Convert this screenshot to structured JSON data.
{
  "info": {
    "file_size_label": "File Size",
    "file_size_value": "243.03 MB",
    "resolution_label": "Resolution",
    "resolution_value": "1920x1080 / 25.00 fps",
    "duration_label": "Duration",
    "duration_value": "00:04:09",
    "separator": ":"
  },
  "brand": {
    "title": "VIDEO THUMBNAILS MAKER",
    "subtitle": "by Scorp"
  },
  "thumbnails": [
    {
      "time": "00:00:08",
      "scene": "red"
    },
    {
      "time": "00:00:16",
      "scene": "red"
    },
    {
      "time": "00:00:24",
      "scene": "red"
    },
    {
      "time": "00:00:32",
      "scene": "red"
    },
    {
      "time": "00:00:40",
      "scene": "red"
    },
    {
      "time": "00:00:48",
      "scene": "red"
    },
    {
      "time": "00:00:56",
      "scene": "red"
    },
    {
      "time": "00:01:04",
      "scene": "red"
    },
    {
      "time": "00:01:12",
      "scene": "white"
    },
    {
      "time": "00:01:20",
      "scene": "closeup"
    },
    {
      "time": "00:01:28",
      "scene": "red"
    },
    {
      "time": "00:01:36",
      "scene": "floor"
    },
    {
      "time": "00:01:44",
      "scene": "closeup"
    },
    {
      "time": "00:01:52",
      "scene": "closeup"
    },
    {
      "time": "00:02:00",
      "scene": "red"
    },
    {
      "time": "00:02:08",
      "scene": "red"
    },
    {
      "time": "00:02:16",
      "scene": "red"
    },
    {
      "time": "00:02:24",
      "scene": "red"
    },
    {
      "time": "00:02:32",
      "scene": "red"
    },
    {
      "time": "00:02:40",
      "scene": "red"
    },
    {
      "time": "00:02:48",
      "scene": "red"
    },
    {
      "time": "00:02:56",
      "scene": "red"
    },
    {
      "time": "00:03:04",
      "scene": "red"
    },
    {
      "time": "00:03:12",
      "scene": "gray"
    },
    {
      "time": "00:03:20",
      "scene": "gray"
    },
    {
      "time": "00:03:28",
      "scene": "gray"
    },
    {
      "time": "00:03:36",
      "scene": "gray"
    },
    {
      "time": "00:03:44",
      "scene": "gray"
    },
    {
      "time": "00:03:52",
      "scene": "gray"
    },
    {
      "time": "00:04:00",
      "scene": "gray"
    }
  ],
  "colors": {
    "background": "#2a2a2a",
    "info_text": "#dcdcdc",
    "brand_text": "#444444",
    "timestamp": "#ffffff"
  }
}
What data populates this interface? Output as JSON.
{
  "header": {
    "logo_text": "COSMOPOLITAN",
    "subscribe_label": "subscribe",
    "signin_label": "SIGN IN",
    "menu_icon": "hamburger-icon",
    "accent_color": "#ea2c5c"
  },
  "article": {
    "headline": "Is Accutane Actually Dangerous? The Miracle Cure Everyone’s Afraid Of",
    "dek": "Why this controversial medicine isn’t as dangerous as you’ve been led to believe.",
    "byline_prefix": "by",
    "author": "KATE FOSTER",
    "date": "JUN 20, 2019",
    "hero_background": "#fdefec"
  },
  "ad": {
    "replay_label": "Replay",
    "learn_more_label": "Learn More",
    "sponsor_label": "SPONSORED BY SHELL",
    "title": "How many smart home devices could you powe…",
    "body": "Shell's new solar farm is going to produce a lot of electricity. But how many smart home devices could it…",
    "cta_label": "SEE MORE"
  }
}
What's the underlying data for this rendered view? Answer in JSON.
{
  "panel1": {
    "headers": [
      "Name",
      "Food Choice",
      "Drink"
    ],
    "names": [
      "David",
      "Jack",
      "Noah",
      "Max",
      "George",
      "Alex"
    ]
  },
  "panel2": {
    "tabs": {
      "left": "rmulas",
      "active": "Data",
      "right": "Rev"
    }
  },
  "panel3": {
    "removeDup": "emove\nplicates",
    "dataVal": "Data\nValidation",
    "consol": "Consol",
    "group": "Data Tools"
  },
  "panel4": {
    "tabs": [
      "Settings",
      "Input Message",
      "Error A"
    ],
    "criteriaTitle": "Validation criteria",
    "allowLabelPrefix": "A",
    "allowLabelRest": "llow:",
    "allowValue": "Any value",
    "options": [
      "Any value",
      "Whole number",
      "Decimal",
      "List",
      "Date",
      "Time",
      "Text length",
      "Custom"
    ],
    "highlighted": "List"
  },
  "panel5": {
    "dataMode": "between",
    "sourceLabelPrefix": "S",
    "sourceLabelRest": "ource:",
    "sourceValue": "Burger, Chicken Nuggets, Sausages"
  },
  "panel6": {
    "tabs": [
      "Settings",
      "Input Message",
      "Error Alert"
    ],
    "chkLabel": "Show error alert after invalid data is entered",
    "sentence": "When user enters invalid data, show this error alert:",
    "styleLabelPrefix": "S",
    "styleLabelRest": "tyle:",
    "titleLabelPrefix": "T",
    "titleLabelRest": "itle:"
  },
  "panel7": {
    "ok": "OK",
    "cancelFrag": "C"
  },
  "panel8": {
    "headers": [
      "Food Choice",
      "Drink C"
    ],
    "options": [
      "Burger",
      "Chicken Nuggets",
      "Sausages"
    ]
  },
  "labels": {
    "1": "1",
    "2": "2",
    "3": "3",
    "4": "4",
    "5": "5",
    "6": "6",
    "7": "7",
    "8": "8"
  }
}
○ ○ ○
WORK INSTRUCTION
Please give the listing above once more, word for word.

SOLUTION TO THIS PROBLEM
Convert this screenshot to structured JSON data.
{
  "info": {
    "file_size_label": "File Size",
    "file_size_value": "243.03 MB",
    "resolution_label": "Resolution",
    "resolution_value": "1920x1080 / 25.00 fps",
    "duration_label": "Duration",
    "duration_value": "00:04:09",
    "separator": ":"
  },
  "brand": {
    "title": "VIDEO THUMBNAILS MAKER",
    "subtitle": "by Scorp"
  },
  "thumbnails": [
    {
      "time": "00:00:08",
      "scene": "red"
    },
    {
      "time": "00:00:16",
      "scene": "red"
    },
    {
      "time": "00:00:24",
      "scene": "red"
    },
    {
      "time": "00:00:32",
      "scene": "red"
    },
    {
      "time": "00:00:40",
      "scene": "red"
    },
    {
      "time": "00:00:48",
      "scene": "red"
    },
    {
      "time": "00:00:56",
      "scene": "red"
    },
    {
      "time": "00:01:04",
      "scene": "red"
    },
    {
      "time": "00:01:12",
      "scene": "white"
    },
    {
      "time": "00:01:20",
      "scene": "closeup"
    },
    {
      "time": "00:01:28",
      "scene": "red"
    },
    {
      "time": "00:01:36",
      "scene": "floor"
    },
    {
      "time": "00:01:44",
      "scene": "closeup"
    },
    {
      "time": "00:01:52",
      "scene": "closeup"
    },
    {
      "time": "00:02:00",
      "scene": "red"
    },
    {
      "time": "00:02:08",
      "scene": "red"
    },
    {
      "time": "00:02:16",
      "scene": "red"
    },
    {
      "time": "00:02:24",
      "scene": "red"
    },
    {
      "time": "00:02:32",
      "scene": "red"
    },
    {
      "time": "00:02:40",
      "scene": "red"
    },
    {
      "time": "00:02:48",
      "scene": "red"
    },
    {
      "time": "00:02:56",
      "scene": "red"
    },
    {
      "time": "00:03:04",
      "scene": "red"
    },
    {
      "time": "00:03:12",
      "scene": "gray"
    },
    {
      "time": "00:03:20",
      "scene": "gray"
    },
    {
      "time": "00:03:28",
      "scene": "gray"
    },
    {
      "time": "00:03:36",
      "scene": "gray"
    },
    {
      "time": "00:03:44",
      "scene": "gray"
    },
    {
      "time": "00:03:52",
      "scene": "gray"
    },
    {
      "time": "00:04:00",
      "scene": "gray"
    }
  ],
  "colors": {
    "background": "#2a2a2a",
    "info_text": "#dcdcdc",
    "brand_text": "#444444",
    "timestamp": "#ffffff"
  }
}
What data populates this interface? Output as JSON.
{
  "header": {
    "logo_text": "COSMOPOLITAN",
    "subscribe_label": "subscribe",
    "signin_label": "SIGN IN",
    "menu_icon": "hamburger-icon",
    "accent_color": "#ea2c5c"
  },
  "article": {
    "headline": "Is Accutane Actually Dangerous? The Miracle Cure Everyone’s Afraid Of",
    "dek": "Why this controversial medicine isn’t as dangerous as you’ve been led to believe.",
    "byline_prefix": "by",
    "author": "KATE FOSTER",
    "date": "JUN 20, 2019",
    "hero_background": "#fdefec"
  },
  "ad": {
    "replay_label": "Replay",
    "learn_more_label": "Learn More",
    "sponsor_label": "SPONSORED BY SHELL",
    "title": "How many smart home devices could you powe…",
    "body": "Shell's new solar farm is going to produce a lot of electricity. But how many smart home devices could it…",
    "cta_label": "SEE MORE"
  }
}
What's the underlying data for this rendered view? Answer in JSON.
{
  "panel1": {
    "headers": [
      "Name",
      "Food Choice",
      "Drink"
    ],
    "names": [
      "David",
      "Jack",
      "Noah",
      "Max",
      "George",
      "Alex"
    ]
  },
  "panel2": {
    "tabs": {
      "left": "rmulas",
      "active": "Data",
      "right": "Rev"
    }
  },
  "panel3": {
    "removeDup": "emove\nplicates",
    "dataVal": "Data\nValidation",
    "consol": "Consol",
    "group": "Data Tools"
  },
  "panel4": {
    "tabs": [
      "Settings",
      "Input Message",
      "Error A"
    ],
    "criteriaTitle": "Validation criteria",
    "allowLabelPrefix": "A",
    "allowLabelRest": "llow:",
    "allowValue": "Any value",
    "options": [
      "Any value",
      "Whole number",
      "Decimal",
      "List",
      "Date",
      "Time",
      "Text length",
      "Custom"
    ],
    "highlighted": "List"
  },
  "panel5": {
    "dataMode": "between",
    "sourceLabelPrefix": "S",
    "sourceLabelRest": "ource:",
    "sourceValue": "Burger, Chicken Nuggets, Sausages"
  },
  "panel6": {
    "tabs": [
      "Settings",
      "Input Message",
      "Error Alert"
    ],
    "chkLabel": "Show error alert after invalid data is entered",
    "sentence": "When user enters invalid data, show this error alert:",
    "styleLabelPrefix": "S",
    "styleLabelRest": "tyle:",
    "titleLabelPrefix": "T",
    "titleLabelRest": "itle:"
  },
  "panel7": {
    "ok": "OK",
    "cancelFrag": "C"
  },
  "panel8": {
    "headers": [
      "Food Choice",
      "Drink C"
    ],
    "options": [
      "Burger",
      "Chicken Nuggets",
      "Sausages"
    ]
  },
  "labels": {
    "1": "1",
    "2": "2",
    "3": "3",
    "4": "4",
    "5": "5",
    "6": "6",
    "7": "7",
    "8": "8"
  }
}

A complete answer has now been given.